Personal life and Death[edit]

Qandil met and married Egyptian actress Naglaa Fathi in 1992.[6] He was married twice before.[6] Fathi said of Qandil "He is the first man who has fascinated me. It is not easy to bewitch me, but he did. I feel like a student when I'm with him: I discover new qualities in him every day,"[20] while Qandil said he felt an "immediate chemical bond" with Naglaa.[6]

Qandil died on 31 October 2018 after a long illness, aged 82.[21][22]


  1. ^ a b c Said, Rania. A Few Good Men: Hamdi Qandeel. Identity Magazine. 2011.
  2. ^ Veteran Journalist Hamdi Kandil Discusses Revolution at AUC. The American University in Cairo. 6 March 2011.
  3. ^ a b c Al-A'asar, Marwa.

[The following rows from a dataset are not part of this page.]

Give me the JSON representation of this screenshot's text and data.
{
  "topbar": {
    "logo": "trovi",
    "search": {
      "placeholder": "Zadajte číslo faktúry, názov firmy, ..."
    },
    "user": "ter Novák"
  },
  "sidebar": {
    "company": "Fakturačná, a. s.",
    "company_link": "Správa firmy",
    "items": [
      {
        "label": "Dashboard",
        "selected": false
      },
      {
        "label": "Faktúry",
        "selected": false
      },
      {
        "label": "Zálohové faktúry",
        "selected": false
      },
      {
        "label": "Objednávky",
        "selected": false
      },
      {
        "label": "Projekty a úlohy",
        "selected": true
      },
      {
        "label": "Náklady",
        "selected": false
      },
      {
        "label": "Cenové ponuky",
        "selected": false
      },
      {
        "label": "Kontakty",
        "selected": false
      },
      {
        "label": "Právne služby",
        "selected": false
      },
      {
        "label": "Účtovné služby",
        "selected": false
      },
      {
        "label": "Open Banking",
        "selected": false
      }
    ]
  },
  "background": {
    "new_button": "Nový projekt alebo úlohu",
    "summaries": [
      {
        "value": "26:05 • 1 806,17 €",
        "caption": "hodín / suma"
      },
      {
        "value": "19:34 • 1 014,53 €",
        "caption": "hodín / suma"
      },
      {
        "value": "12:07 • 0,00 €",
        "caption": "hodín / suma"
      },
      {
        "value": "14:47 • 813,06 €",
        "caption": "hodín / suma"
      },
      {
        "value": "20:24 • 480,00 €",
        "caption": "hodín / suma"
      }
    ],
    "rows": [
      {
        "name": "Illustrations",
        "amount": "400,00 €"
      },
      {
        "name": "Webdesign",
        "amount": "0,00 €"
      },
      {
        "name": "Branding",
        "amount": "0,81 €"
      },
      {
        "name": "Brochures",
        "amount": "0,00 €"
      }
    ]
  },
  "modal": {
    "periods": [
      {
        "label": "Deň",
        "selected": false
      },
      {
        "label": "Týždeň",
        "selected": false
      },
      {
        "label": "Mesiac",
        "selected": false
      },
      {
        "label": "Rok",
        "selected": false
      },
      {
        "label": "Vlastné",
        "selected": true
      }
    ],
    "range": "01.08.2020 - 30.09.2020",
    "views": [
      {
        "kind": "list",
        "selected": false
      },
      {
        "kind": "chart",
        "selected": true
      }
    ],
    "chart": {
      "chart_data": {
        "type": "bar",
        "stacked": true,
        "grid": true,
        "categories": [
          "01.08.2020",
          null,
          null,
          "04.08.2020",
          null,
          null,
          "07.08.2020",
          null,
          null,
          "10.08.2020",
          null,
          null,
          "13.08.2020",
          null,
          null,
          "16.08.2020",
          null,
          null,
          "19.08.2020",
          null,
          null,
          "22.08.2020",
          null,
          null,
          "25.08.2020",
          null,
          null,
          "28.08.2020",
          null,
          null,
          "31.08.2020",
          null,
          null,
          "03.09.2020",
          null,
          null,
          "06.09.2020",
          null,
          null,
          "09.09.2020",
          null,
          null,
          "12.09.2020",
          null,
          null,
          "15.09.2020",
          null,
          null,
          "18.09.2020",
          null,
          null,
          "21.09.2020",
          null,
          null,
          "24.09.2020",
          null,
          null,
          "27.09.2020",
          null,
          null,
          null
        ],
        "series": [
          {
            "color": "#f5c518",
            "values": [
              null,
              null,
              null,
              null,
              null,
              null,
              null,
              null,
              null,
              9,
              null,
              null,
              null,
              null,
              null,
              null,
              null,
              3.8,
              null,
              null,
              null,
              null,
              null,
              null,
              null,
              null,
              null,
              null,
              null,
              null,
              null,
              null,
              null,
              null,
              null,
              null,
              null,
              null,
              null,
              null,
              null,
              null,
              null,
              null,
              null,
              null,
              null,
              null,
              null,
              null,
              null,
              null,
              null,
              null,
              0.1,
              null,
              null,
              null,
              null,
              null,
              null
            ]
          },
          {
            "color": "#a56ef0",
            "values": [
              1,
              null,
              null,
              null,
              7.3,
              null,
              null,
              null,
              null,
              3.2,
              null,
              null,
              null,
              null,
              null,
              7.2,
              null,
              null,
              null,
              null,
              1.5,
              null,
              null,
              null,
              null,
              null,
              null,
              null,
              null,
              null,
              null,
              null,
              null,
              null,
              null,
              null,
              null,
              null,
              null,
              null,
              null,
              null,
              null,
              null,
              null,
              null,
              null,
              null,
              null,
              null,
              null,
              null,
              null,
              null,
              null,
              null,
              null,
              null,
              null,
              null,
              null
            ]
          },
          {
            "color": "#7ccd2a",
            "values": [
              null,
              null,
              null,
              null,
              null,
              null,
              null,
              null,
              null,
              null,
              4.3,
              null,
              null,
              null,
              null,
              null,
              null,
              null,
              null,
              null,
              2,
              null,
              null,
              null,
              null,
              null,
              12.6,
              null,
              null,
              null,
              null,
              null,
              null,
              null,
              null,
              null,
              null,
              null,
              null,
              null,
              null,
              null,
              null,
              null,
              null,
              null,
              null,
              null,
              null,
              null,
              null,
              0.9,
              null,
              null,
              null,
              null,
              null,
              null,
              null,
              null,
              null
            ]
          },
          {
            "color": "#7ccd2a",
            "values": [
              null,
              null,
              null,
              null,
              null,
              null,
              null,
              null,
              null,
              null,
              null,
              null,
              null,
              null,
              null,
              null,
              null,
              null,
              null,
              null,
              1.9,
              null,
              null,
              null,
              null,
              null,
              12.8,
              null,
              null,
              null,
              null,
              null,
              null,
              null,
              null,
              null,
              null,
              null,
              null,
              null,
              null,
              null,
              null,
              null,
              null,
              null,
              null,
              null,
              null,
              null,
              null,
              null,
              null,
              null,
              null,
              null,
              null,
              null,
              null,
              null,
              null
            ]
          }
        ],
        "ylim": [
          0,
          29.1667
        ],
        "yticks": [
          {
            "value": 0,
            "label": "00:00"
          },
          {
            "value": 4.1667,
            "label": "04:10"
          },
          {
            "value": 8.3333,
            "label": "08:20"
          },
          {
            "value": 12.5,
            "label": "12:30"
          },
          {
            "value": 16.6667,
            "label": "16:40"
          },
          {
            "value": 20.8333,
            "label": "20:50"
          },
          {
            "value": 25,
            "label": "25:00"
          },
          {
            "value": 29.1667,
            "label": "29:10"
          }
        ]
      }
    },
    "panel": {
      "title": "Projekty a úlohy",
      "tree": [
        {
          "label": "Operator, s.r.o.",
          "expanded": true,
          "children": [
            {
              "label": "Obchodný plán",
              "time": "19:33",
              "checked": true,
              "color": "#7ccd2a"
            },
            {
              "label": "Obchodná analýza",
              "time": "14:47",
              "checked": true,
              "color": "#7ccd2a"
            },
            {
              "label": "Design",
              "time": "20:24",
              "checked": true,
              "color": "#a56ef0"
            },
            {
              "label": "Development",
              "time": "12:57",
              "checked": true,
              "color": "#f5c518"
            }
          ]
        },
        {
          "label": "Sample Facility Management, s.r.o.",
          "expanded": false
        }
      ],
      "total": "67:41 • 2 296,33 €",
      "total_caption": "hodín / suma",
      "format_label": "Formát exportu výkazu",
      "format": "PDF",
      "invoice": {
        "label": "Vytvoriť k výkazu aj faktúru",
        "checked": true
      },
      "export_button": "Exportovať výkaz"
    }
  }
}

Qandil to stand trial on charges of defaming Egypt’s FM. Daily News Egypt. 16 December 2010.
  4. ^ Nasrawi, Saif. Pro-ElBaradei journalist faces criminal trial over minister 'insult'. Egypt Independent. Originally published by Agence France-Presse. 9 June 2010.
  5. ^ a b Hamdy Kandil offered slot on Hezbollah's Al-Manar. Daily News Egypt. 2009.
  6. ^ a b c d e f g h i j k l m n o Dularamani, Sajini. Hamdi Qandil: 'The singer, not the song'. Al-Ahram Weekly. 21 April 1999.
  7. ^ a b c Elbandary, Amina. TV meets the madding crowd. Al-Ahram Weekly. 20 June 2001.
  8. ^ a b Hammond, 2007, p. 218.
  9. ^ Osman, Ahmed. TBS 12 Rude Awakening: Dream Drops Top Talkers. Transnational Broadcasting Studies Journal. Adham Center for Television Journalism. Spring-Summer 2004.
  10. ^ a b c d e f Profiles: Hamdi Qandil: Media man turned politician. Al-Ahram Weekly. 6 January 2011.
  11. ^ Qalam Rusas Live on JumpTV. Talfazat. 31 January 2008.
  12. ^ Qalam Rusas. Middle East Media Services (MEMS). 2006-2007.
  13. ^ Hamdi Qandil Wins the 2006 Media Accomplishment Award. WALEG. 19 September 2006.
  14. ^ a b Former FM drops defamation charges against Hamdy Qandil. Daily News Egypt. 18 April 2011.
  15. ^ Al-A'asar, Marwa. Court refuses to change Qandil’s trial jurisdiction. Daily News Egypt. 24 January 2011.
  16. ^ Hammond, 2007, p. 2.
  17. ^ Copty, Natalie. Qandil praises Egyptian bravery. Caravan-AUC. 11 March 2011.
  18. ^ Tayel, Abeer. Revolutionary Youth Coalition supports Sabbahi for president. Al Arabiya. 15 May 2012.
  19. ^ El-Sharnoubi, Osman. Unity movement launched at mass rally to counter Egypt's Islamists. Ahram Online. 22 September 2012.
  20. ^ Abou al-Magd, Nadia. Naglaa Fathi: Soft as steel. Al-Ahram Weekly. 20 November 2000.
  21. ^ "وفاة الإعلامي حمدي قنديل". (in Arabic). 31 October 2018.
  22. ^ "Veteran journalist, news anchor Hamdi Qandil dies at 82". Egypt Today. Retrieved 1 November 2018.